ACTIVITY:
Report only the number of lines in this material that include "content".
※
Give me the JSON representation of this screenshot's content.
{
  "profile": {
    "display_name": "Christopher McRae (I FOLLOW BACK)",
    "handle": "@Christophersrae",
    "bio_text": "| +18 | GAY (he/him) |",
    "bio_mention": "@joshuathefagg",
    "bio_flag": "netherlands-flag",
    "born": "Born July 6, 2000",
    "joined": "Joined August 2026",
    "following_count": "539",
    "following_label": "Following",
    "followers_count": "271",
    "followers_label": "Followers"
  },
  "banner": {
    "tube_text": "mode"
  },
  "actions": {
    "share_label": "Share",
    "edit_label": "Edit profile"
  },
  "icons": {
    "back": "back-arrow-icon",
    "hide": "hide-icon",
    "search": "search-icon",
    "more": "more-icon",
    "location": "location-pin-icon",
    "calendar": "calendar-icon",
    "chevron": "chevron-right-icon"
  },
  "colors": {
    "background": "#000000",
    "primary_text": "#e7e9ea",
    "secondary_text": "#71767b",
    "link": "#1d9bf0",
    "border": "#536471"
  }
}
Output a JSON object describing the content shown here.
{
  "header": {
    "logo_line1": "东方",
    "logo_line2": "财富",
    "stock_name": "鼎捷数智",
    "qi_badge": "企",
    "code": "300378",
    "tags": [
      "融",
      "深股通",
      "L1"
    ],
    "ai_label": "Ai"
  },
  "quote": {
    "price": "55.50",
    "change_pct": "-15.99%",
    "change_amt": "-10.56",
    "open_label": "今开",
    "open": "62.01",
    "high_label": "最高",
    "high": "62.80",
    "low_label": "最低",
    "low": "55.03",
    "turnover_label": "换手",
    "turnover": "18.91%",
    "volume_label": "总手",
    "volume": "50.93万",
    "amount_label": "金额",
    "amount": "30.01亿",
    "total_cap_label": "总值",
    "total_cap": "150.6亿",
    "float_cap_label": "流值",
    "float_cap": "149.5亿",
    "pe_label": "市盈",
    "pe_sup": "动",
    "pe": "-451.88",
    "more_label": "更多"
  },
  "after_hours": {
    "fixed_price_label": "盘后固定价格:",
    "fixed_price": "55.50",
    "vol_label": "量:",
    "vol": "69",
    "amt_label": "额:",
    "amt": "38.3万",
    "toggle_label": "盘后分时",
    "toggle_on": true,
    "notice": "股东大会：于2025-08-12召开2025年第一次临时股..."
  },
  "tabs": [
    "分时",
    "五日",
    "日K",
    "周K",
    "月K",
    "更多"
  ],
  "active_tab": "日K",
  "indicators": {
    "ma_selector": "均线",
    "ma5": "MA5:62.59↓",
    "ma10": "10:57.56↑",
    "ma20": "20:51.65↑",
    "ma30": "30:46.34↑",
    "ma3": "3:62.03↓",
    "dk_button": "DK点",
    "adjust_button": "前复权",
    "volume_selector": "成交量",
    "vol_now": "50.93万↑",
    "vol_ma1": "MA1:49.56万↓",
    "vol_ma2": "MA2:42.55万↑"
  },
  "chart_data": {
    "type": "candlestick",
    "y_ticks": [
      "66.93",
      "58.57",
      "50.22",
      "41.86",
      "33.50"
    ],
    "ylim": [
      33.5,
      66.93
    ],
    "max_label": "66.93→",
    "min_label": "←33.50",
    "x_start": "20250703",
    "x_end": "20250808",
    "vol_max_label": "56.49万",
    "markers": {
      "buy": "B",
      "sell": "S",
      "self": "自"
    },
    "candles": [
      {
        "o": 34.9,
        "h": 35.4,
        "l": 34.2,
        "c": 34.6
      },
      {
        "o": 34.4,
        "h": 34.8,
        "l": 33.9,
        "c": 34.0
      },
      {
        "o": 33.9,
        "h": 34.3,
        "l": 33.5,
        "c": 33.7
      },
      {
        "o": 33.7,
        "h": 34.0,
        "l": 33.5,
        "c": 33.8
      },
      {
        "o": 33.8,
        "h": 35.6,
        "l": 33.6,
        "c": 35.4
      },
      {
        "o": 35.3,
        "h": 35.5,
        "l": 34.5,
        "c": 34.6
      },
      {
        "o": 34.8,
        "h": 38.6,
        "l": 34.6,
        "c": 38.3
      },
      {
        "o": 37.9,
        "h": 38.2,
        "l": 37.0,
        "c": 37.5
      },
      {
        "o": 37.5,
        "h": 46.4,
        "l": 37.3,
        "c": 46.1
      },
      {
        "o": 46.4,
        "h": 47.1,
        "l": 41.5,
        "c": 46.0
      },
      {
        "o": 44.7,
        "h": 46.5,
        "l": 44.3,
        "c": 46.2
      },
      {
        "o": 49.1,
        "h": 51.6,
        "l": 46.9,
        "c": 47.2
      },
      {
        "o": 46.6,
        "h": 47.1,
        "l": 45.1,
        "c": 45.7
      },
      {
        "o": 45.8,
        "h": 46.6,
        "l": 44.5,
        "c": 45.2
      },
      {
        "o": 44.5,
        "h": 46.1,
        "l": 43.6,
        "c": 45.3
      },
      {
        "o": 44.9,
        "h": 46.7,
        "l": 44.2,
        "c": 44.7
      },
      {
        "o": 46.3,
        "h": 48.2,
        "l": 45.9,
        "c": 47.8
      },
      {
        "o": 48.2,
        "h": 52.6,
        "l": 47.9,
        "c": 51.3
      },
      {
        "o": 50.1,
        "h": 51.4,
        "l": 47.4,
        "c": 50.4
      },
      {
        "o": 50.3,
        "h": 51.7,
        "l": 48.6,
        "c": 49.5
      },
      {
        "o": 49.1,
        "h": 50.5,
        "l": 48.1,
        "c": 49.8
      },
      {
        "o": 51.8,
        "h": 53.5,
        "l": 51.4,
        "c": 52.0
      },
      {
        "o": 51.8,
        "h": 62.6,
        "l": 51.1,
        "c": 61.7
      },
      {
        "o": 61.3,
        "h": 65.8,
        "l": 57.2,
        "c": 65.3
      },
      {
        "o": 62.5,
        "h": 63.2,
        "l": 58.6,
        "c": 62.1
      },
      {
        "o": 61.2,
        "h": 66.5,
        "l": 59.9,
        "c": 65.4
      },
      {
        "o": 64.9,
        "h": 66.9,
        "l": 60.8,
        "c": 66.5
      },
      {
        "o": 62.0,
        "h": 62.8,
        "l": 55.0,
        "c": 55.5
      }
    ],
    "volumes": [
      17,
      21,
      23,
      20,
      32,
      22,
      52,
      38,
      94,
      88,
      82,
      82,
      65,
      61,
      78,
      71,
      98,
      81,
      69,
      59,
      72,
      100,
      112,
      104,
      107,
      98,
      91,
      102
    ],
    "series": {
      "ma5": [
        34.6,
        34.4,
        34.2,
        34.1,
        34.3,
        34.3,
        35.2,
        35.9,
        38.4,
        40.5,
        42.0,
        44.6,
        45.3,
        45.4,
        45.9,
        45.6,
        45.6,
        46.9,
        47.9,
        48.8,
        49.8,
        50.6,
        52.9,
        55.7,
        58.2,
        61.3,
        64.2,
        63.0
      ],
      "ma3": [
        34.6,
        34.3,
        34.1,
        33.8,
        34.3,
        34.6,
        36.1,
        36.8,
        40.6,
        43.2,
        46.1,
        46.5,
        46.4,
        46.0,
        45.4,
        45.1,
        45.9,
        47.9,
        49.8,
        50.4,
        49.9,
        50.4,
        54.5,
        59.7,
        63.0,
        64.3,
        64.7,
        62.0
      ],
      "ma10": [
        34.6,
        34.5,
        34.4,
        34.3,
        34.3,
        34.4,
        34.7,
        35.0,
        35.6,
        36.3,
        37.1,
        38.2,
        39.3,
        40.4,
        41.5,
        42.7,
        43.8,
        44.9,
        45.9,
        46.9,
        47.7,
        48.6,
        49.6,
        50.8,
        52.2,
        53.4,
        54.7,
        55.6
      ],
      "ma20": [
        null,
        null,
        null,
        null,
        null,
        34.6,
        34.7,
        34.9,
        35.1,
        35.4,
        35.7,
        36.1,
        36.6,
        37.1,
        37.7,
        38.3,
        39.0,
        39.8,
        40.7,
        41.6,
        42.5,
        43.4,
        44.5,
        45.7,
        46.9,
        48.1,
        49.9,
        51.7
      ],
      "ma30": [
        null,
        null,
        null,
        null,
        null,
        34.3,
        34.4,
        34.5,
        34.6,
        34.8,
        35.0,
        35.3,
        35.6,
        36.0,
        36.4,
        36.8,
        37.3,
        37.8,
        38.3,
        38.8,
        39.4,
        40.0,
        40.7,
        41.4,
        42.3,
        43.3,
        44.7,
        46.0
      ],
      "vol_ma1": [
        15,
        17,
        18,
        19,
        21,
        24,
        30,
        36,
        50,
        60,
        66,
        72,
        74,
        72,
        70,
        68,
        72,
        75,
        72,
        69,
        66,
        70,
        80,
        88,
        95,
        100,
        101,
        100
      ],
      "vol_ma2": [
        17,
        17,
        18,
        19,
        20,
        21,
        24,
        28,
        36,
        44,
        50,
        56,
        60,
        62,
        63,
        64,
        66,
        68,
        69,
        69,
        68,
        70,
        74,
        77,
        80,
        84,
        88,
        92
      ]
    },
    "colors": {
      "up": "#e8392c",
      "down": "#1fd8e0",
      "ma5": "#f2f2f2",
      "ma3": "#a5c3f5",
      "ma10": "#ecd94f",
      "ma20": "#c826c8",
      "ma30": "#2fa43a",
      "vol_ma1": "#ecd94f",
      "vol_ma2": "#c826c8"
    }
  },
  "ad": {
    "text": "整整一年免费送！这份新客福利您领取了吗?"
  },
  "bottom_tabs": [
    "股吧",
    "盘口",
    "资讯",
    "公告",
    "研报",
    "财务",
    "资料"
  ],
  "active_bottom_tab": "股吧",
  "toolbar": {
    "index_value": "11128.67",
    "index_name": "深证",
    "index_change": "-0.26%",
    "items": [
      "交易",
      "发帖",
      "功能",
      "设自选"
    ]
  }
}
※
WRITTEN RESPONSE:
2